Search the entries below for "JSON", and copy each line where it appears.

(Stored data)

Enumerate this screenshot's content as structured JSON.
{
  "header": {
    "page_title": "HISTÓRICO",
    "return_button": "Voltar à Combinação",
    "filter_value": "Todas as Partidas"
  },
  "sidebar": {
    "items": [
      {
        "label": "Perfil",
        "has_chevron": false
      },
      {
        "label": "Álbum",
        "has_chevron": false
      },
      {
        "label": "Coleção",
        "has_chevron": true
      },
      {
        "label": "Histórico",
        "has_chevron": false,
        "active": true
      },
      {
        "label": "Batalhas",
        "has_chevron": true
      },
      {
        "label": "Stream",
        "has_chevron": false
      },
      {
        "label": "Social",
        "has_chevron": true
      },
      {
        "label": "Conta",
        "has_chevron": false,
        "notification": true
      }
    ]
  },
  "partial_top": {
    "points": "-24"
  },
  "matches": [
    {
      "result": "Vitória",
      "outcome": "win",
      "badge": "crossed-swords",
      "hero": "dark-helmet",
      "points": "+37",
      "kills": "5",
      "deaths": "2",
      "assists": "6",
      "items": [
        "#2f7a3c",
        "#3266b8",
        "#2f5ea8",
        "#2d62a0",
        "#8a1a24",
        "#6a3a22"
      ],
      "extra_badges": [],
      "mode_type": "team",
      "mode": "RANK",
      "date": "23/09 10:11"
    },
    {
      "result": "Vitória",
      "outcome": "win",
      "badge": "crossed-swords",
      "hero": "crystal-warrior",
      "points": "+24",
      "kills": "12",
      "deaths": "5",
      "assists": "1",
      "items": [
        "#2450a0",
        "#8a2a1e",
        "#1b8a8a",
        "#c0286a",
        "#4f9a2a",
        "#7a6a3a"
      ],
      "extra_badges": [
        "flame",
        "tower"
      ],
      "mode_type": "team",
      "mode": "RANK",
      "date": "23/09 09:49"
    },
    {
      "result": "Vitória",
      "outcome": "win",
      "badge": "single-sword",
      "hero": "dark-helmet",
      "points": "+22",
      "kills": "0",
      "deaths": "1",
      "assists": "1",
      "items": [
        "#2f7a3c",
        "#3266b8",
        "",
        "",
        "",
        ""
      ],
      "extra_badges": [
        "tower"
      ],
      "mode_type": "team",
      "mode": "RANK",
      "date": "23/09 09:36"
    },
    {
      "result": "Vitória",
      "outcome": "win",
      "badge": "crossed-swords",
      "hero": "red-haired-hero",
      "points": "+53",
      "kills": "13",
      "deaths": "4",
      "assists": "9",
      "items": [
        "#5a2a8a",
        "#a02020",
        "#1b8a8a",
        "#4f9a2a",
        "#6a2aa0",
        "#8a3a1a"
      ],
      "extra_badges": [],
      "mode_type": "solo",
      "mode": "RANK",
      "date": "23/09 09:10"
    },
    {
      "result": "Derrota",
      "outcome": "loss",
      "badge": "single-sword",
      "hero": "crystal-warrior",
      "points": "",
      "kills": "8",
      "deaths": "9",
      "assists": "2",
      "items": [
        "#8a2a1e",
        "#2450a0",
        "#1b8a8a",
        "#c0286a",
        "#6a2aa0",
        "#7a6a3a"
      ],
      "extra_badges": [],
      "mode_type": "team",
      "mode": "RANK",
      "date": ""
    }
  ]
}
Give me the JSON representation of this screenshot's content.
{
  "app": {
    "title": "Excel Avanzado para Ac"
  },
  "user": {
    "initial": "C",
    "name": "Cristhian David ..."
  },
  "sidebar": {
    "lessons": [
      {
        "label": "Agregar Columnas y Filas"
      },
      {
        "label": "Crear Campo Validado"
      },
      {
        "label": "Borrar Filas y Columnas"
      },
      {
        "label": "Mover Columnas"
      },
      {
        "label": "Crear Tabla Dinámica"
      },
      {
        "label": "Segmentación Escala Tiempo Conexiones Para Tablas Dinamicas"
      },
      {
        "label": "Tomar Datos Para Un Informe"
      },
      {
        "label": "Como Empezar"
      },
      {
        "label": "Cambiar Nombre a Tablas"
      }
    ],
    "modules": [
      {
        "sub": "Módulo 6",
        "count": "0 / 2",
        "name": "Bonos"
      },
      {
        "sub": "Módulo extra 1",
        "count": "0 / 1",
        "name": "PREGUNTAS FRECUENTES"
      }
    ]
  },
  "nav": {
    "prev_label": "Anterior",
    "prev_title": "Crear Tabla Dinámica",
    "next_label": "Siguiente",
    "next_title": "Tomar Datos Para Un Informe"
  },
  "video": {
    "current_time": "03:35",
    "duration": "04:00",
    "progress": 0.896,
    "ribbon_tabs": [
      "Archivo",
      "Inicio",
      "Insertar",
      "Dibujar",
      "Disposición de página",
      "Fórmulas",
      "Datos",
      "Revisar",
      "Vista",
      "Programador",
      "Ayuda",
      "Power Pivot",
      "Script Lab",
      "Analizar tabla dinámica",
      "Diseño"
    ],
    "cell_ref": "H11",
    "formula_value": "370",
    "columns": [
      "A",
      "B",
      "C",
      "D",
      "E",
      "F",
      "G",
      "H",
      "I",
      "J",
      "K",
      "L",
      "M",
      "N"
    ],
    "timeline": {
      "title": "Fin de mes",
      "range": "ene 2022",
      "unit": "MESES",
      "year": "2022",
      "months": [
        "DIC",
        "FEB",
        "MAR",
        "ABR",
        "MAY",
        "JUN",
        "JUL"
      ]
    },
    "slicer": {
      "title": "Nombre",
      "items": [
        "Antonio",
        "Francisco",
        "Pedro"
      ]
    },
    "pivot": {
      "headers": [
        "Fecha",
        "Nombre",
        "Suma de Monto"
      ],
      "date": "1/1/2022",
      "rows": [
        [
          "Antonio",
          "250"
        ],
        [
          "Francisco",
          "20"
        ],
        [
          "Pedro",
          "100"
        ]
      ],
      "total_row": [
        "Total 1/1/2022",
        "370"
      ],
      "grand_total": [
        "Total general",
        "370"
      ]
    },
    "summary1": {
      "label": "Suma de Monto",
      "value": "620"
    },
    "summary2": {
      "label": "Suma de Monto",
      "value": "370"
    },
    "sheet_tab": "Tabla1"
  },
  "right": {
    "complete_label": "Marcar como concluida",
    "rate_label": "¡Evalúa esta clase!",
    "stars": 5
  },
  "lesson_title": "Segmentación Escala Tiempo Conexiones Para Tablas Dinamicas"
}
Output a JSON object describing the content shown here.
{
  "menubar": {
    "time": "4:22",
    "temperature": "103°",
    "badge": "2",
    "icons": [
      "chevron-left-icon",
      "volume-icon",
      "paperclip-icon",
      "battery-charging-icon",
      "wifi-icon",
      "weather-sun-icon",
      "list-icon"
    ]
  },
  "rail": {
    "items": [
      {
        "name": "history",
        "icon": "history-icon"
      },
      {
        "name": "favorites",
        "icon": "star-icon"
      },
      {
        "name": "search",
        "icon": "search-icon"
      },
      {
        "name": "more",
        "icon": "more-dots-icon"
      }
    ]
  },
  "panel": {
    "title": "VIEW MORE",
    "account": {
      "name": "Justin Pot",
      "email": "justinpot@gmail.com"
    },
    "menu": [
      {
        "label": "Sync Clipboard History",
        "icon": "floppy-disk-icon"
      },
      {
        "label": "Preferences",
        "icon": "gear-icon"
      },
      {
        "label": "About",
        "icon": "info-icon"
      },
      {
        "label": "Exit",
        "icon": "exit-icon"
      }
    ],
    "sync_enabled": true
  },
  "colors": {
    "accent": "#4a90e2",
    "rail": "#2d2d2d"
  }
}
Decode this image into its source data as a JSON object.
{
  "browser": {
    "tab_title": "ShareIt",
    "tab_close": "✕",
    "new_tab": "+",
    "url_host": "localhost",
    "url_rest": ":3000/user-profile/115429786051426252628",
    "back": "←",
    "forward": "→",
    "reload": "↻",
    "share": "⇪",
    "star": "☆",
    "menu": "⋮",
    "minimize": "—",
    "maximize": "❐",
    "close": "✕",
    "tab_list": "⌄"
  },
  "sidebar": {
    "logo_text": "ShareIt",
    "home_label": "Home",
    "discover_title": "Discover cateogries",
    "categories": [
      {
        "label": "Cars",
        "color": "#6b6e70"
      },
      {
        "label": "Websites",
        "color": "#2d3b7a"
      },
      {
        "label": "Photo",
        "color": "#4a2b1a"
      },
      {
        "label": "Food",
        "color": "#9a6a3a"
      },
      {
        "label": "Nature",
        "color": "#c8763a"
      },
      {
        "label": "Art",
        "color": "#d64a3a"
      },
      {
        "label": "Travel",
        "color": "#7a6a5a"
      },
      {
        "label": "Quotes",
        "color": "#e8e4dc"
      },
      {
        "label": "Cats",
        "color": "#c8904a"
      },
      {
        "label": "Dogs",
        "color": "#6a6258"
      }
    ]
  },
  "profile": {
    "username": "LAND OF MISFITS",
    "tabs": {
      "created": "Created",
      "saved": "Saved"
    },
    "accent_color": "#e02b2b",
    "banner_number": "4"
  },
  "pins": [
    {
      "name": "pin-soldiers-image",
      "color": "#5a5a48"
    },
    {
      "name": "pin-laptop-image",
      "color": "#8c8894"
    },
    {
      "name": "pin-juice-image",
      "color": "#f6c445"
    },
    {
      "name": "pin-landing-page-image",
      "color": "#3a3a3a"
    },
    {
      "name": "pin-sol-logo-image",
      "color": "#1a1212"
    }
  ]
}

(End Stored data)

• **Your response**:
Enumerate this screenshot's content as structured JSON.
Give me the JSON representation of this screenshot's content.
Output a JSON object describing the content shown here.
Decode this image into its source data as a JSON object.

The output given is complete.